─── Dataset excerpts ───

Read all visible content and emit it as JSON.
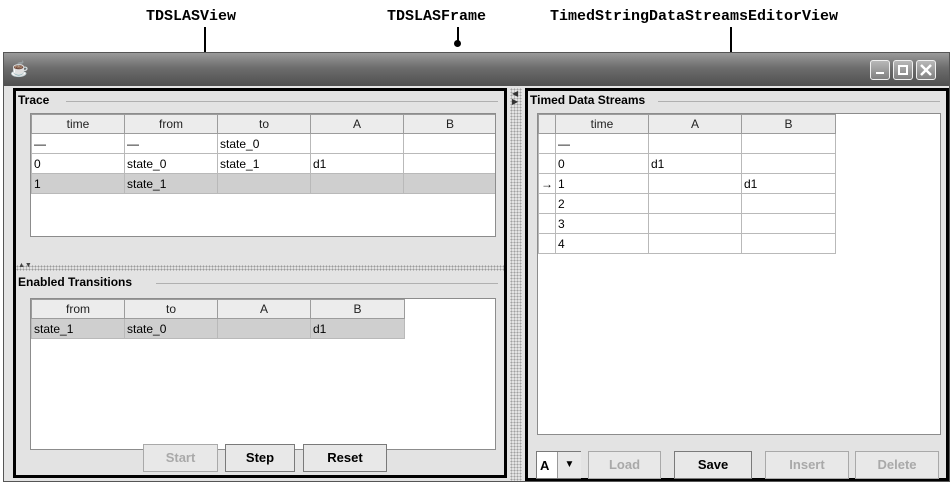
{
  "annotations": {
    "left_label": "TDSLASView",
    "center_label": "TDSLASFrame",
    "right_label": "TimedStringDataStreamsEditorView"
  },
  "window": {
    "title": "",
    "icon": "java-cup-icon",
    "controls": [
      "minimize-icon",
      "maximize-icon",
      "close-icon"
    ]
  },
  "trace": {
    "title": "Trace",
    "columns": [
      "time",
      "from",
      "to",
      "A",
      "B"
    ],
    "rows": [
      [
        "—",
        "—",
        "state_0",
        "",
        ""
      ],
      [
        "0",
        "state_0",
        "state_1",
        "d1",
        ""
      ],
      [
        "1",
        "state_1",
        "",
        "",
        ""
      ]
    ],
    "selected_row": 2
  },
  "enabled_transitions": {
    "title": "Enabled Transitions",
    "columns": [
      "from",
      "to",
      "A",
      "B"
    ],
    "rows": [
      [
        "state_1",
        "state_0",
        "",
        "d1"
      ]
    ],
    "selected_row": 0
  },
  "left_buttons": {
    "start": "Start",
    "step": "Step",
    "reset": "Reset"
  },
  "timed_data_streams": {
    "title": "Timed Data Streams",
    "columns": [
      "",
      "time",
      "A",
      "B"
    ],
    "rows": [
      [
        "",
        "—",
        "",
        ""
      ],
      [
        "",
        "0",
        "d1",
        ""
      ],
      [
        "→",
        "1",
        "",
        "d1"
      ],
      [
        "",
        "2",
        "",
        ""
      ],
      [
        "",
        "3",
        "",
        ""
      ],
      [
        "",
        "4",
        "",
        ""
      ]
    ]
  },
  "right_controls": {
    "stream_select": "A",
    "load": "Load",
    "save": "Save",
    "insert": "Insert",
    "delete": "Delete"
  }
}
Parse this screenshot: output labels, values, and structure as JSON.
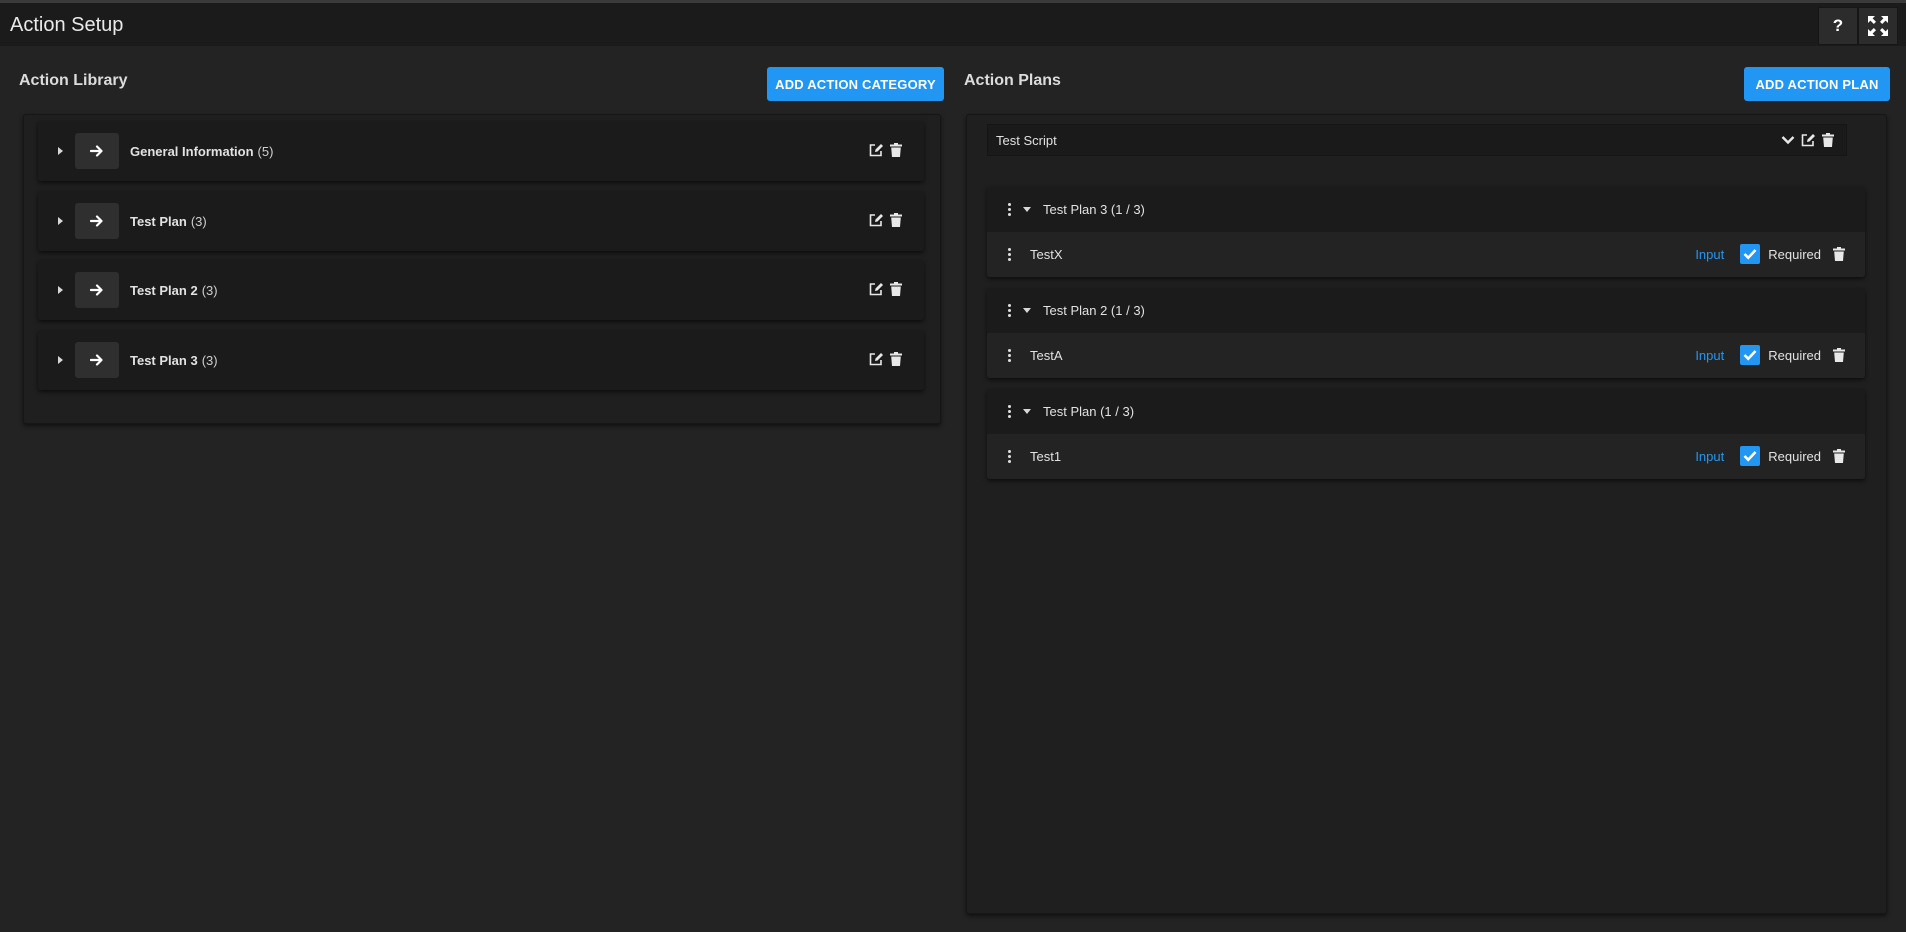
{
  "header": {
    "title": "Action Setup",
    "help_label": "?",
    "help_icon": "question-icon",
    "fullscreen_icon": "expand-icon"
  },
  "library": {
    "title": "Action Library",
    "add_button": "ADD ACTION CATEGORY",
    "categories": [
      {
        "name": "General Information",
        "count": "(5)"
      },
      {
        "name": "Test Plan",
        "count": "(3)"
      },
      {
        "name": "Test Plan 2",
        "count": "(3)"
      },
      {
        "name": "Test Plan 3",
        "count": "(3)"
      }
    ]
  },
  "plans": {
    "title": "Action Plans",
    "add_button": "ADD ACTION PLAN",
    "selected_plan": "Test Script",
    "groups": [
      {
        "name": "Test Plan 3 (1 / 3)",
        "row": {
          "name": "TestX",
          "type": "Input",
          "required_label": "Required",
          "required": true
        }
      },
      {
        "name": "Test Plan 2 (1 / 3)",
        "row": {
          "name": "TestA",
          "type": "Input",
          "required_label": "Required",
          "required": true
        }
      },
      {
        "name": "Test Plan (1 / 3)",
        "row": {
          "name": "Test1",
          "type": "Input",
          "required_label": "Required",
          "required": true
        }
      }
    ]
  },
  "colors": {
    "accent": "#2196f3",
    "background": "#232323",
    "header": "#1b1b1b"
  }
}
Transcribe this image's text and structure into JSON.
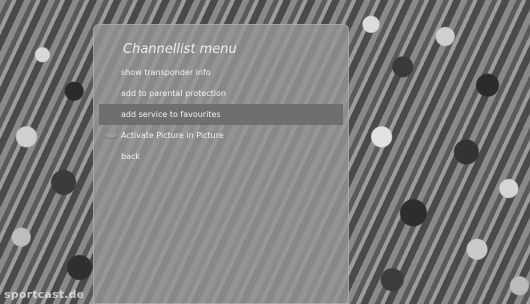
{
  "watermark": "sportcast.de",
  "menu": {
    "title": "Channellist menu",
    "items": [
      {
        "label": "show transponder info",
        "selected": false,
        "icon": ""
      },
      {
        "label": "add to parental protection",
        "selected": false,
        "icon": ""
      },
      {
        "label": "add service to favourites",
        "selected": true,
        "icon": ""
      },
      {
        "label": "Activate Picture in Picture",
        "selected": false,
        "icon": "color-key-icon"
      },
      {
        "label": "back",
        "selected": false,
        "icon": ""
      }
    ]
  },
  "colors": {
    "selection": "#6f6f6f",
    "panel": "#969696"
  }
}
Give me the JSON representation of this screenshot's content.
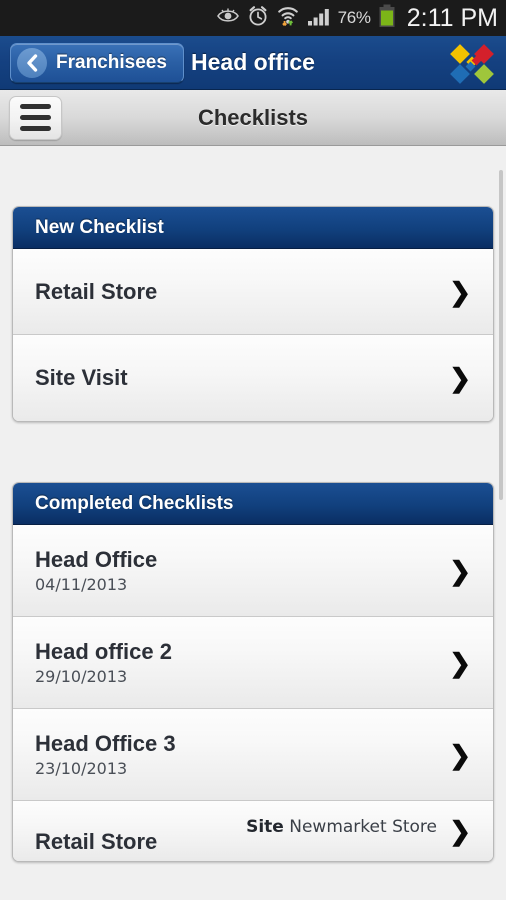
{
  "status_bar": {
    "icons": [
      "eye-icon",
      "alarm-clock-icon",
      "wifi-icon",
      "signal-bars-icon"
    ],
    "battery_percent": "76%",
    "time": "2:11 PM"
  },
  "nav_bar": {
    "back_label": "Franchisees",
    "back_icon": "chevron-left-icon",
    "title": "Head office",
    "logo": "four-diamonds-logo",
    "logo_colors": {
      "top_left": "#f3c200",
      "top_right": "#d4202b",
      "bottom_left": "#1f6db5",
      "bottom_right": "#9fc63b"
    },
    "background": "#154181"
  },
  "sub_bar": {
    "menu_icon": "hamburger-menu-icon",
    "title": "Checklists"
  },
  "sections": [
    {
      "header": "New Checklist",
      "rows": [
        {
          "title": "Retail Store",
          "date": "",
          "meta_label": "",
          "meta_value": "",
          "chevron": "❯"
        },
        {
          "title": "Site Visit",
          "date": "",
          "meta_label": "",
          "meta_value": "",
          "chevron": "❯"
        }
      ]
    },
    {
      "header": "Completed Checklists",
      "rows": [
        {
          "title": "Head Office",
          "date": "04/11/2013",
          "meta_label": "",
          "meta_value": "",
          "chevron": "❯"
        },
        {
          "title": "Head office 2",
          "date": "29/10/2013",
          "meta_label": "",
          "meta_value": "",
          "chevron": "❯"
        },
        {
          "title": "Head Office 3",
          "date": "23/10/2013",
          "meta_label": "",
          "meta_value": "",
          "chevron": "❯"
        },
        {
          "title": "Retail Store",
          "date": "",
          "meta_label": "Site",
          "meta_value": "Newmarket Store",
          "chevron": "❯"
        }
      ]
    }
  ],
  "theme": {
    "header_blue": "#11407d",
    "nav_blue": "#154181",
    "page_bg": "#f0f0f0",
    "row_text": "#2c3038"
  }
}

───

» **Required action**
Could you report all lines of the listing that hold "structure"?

» **Exercise solution**
Parse this screenshot: output labels, values, and structure as JSON.
Transcribe this image's text and structure into JSON.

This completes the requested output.